British Columbia

Couple who lived in B.C. garden shed still homeless

A homeless couple in Kelowna, B.C., who had to leave the garden shed they were living in after a city inspector forced them out are still without a place to rent.
Dean Schaffler and his partner have money to pay rent, but can't find a place in Kelowna that will also let them keep their three dogs. (Brady Strachan/CBC News)

A homeless couple in Kelowna, B.C., who had to leave the garden shed they were living in after a city inspector forced them out are still without a place to rent.

In October, a woman rented her backyard, store-bought, sheet-metal garden shed to Dean Schaffler and his partner — and their three dogs — for $200 a month. Electrical power was supplied to the shed through a single extension cord.
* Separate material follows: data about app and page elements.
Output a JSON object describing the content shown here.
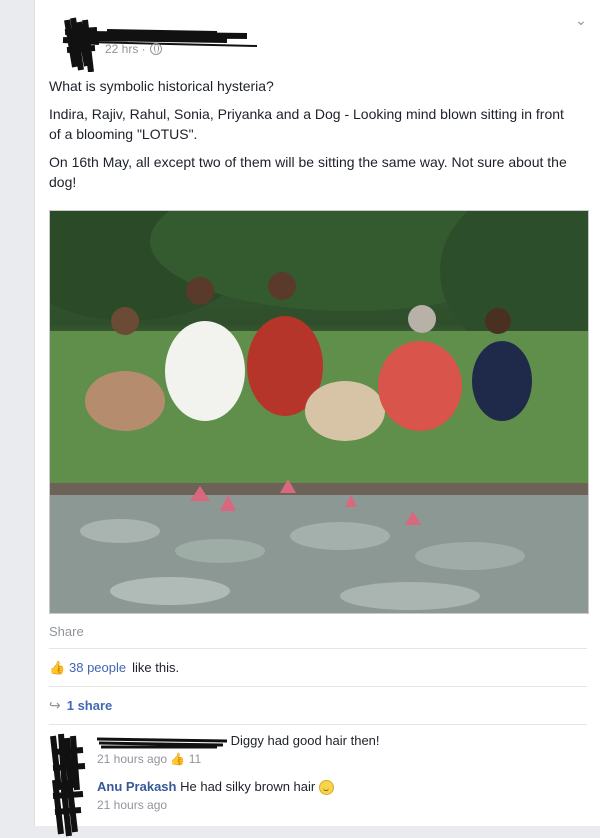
{
  "post": {
    "timestamp": "22 hrs ·",
    "text_1": "What is symbolic historical hysteria?",
    "text_2": "Indira, Rajiv, Rahul, Sonia, Priyanka and a Dog - Looking mind blown sitting in front of a blooming \"LOTUS\".",
    "text_3": "On 16th May, all except two of them will be sitting the same way. Not sure about the dog!"
  },
  "actions": {
    "share_label": "Share"
  },
  "engagement": {
    "likes_count": "38 people",
    "likes_suffix": "like this.",
    "shares": "1 share"
  },
  "comments": [
    {
      "author": "",
      "text": "Diggy had good hair then!",
      "time": "21 hours ago",
      "likes": "11"
    },
    {
      "author": "Anu Prakash",
      "text": "He had silky brown hair",
      "time": "21 hours ago"
    }
  ],
  "icons": {
    "like": "thumbs-up-icon",
    "share": "share-arrow-icon",
    "emoji": "smile-icon",
    "privacy": "globe-icon",
    "menu": "chevron-down-icon"
  },
  "colors": {
    "link": "#4267b2",
    "meta": "#90949c",
    "text": "#1d2129",
    "background": "#e9ebee"
  }
}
But the City of Kelowna fined the woman $500 for ignoring a warning and continuing to let the couple and their pets live there, saying it was unsafe.

"It was sufficient. We had insulation, we had a heater, we had a TV," Schaffler said.
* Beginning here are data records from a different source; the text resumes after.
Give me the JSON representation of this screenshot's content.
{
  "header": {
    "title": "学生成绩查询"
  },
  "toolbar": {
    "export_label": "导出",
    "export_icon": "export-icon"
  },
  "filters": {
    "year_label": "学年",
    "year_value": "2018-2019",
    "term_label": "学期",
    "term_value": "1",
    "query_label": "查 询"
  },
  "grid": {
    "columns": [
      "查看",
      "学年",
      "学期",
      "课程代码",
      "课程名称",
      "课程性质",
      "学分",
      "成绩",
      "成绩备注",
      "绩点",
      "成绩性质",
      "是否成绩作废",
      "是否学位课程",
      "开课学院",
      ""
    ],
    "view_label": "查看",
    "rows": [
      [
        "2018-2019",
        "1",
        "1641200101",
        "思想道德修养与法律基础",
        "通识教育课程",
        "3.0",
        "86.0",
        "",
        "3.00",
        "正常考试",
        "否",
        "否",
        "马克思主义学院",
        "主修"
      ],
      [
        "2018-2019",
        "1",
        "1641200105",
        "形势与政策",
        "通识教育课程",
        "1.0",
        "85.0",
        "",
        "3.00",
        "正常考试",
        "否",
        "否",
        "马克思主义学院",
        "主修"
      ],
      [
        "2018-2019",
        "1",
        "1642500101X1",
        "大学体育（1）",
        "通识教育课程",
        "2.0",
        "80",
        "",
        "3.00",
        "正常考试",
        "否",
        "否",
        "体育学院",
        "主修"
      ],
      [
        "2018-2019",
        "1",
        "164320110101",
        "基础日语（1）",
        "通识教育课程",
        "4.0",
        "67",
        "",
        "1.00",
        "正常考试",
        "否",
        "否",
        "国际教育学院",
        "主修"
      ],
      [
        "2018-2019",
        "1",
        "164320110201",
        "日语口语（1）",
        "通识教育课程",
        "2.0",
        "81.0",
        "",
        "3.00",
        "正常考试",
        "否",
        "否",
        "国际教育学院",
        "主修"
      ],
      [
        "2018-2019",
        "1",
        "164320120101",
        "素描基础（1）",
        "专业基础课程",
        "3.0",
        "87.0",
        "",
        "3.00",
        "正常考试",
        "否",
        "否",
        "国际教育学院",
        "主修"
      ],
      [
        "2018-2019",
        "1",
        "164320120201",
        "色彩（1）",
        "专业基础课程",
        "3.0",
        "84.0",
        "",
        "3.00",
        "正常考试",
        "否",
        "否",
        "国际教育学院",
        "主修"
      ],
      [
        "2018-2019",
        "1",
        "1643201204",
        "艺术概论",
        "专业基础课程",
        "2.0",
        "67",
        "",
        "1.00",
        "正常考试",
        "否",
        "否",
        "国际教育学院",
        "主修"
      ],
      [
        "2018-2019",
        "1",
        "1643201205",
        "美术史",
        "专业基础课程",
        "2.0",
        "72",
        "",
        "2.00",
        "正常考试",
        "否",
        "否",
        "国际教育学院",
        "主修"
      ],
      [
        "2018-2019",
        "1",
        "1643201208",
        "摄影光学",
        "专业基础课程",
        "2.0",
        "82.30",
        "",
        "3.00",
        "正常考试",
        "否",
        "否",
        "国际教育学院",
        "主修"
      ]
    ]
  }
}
That was two weeks ago, and Schaffler, his partner, Mary-Lynn Coleman, and the dogs have been back on the street ever since.

"Well, I tell ya, it's not an enviable position to be in. But we're hoping something shows up," Schaffler told CBC News.

'This is no existence'

The couple spent the summer living in the open air and now receive $540 a month in housing assistance, but Schaffler said they’re having trouble finding a place for two people and three dogs at that price.

"I'd be in there so fast it would make their head spin. It would be remiss of me not to, right? Like, this is no existence, you know?"

Schaffler, his partner and dogs were happy live in this shed for several weeks. (Stephen Fleming/City of Kelowna)

Schaffler said the animals are well-behaved.

"They're all wonderful, as you can see. They're very tame."

The group has been spending their days on the sidewalk with cardboard sign on their shopping cart saying "desperately need place to rent."

There is room for the couple and their dogs at a local shelter, but the animals would have to stay in a separate room, which distresses them, said Schaffler.

Schaffler said he's not giving up on his animals, even if it means sleeping outside as the coldest months of the winter approach.

With files from the CBC's Brady Strachan